While highly regarded for its robust funds management industry, Australia must review its tax regime and cut red tape if it wants to attract global fund managers and regional investors.
By 2030 the majority of financial advisers will offer goal-based advice spanning investment, protection, education, retirement and broader wellness, according to an influential report
Portfolio review and asset allocation are critical during heightened market volatility. And there are lessons to be learnt from how fund managers handle similar challenges.
One of the biggest challenges is working out which financial advice fees are tax deductible. Here we break down the relevant principles.
The digitisation of advice is often cited as one of the biggest challenges facing advisers today. But technology could have a profound effect on how insurance is sold.
During times of crisis, it is important for financial advisers to be a voice of reason.
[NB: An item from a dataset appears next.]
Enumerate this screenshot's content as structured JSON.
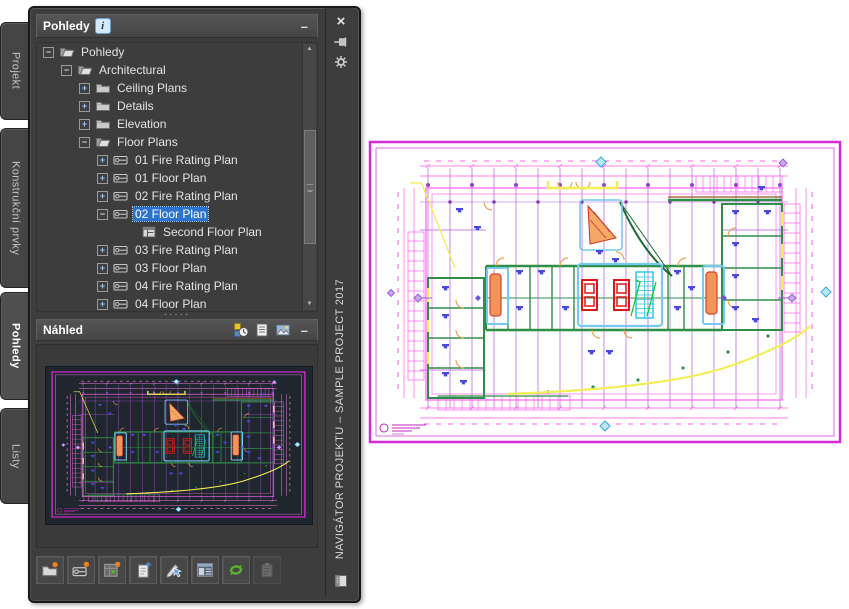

As one expert notes, it is sometimes hardest getting clients to do nothing.
Times of volatility may call for revised trading strategies. This piece looks at areas where advisers can improve, especially when placing large trades in the marketplace.
Financial inequality remains a reality for many women who earn less than men or who take time out of the workforce. An adviser who specialises in female clients offers her view.
CommSec Senior Economist Ryan Felsman considers how the recovery from COVID-19 will play out and picks the sectors most likely to thrive and flounder.
Financial advisers working remotely for long periods will need to be informed, prepared and resilient. An expert offers advice on dealing with this unprecedented disruption.
An expert analyses the three key trends he says will drive the evolution of cybersecurity in Australian financial services over the next 12 months.
SMSFs take time to do well – but of course so do many other things in the average client’s life. An expert suggests financial advisers draw on past experience to ensure clients are aware of potential complexities.
Economic backdrop: Market volatility at record highs; what should investors look at in a volatile market; and keeping an eye on your portfolio
The proliferation of social media platforms means there are more options than you likely have time. Here’s how to determine where to best focus your efforts.
How do you get the most out of your meetings with an adviser? Here are eight great tips for getting the most out of your time together.
Financial advisers are under pressure to comply with new education requirements. But it may not be as overwhelming as you think.
Joint families may come with some financial baggage. Encouraging disclosure of their history is a great way to give them a healthy financial start.
76% of workers struggle with their well-being. Knowing how to take care of your health will not just benefit you, but your company too.
Remaining focussed on the financial fallout is the best way to walk the fine line between adviser and mentor.
Staff training underpins innovative organisations. But not just any training. Commonwealth Bank’s latest Business Insights report analyses which programs work best.